** Data for this task follows **
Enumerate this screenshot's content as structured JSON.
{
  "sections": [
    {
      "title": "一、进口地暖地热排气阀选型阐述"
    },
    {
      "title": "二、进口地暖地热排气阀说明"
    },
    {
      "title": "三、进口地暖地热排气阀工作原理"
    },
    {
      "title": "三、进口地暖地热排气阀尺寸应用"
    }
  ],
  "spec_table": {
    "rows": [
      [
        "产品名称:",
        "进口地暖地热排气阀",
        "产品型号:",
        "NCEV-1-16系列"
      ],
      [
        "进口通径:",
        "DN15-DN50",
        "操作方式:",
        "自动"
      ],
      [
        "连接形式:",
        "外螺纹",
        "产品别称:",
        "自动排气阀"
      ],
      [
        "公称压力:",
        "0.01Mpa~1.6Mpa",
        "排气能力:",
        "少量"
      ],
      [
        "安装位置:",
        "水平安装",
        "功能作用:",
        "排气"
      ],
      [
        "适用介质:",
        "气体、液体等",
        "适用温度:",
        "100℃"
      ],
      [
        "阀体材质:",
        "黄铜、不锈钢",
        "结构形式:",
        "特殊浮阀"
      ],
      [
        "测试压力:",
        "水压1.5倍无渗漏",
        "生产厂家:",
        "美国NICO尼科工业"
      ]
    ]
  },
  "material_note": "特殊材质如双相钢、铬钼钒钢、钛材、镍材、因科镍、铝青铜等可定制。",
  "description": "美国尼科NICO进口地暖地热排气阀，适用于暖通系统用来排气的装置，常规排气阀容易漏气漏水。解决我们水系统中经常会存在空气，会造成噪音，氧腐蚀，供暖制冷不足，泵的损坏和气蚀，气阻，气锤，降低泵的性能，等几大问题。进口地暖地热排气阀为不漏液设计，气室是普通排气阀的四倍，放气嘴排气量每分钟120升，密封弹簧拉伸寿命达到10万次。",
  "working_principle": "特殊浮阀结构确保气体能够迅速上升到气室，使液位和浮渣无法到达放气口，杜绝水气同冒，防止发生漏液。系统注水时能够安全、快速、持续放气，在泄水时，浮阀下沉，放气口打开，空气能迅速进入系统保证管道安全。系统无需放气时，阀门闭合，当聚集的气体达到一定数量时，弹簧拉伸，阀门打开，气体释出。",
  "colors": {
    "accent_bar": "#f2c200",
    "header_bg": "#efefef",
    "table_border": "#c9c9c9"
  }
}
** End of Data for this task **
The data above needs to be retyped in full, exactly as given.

Enumerate this screenshot's content as structured JSON.
{
  "sections": [
    {
      "title": "一、进口地暖地热排气阀选型阐述"
    },
    {
      "title": "二、进口地暖地热排气阀说明"
    },
    {
      "title": "三、进口地暖地热排气阀工作原理"
    },
    {
      "title": "三、进口地暖地热排气阀尺寸应用"
    }
  ],
  "spec_table": {
    "rows": [
      [
        "产品名称:",
        "进口地暖地热排气阀",
        "产品型号:",
        "NCEV-1-16系列"
      ],
      [
        "进口通径:",
        "DN15-DN50",
        "操作方式:",
        "自动"
      ],
      [
        "连接形式:",
        "外螺纹",
        "产品别称:",
        "自动排气阀"
      ],
      [
        "公称压力:",
        "0.01Mpa~1.6Mpa",
        "排气能力:",
        "少量"
      ],
      [
        "安装位置:",
        "水平安装",
        "功能作用:",
        "排气"
      ],
      [
        "适用介质:",
        "气体、液体等",
        "适用温度:",
        "100℃"
      ],
      [
        "阀体材质:",
        "黄铜、不锈钢",
        "结构形式:",
        "特殊浮阀"
      ],
      [
        "测试压力:",
        "水压1.5倍无渗漏",
        "生产厂家:",
        "美国NICO尼科工业"
      ]
    ]
  },
  "material_note": "特殊材质如双相钢、铬钼钒钢、钛材、镍材、因科镍、铝青铜等可定制。",
  "description": "美国尼科NICO进口地暖地热排气阀，适用于暖通系统用来排气的装置，常规排气阀容易漏气漏水。解决我们水系统中经常会存在空气，会造成噪音，氧腐蚀，供暖制冷不足，泵的损坏和气蚀，气阻，气锤，降低泵的性能，等几大问题。进口地暖地热排气阀为不漏液设计，气室是普通排气阀的四倍，放气嘴排气量每分钟120升，密封弹簧拉伸寿命达到10万次。",
  "working_principle": "特殊浮阀结构确保气体能够迅速上升到气室，使液位和浮渣无法到达放气口，杜绝水气同冒，防止发生漏液。系统注水时能够安全、快速、持续放气，在泄水时，浮阀下沉，放气口打开，空气能迅速进入系统保证管道安全。系统无需放气时，阀门闭合，当聚集的气体达到一定数量时，弹簧拉伸，阀门打开，气体释出。",
  "colors": {
    "accent_bar": "#f2c200",
    "header_bg": "#efefef",
    "table_border": "#c9c9c9"
  }
}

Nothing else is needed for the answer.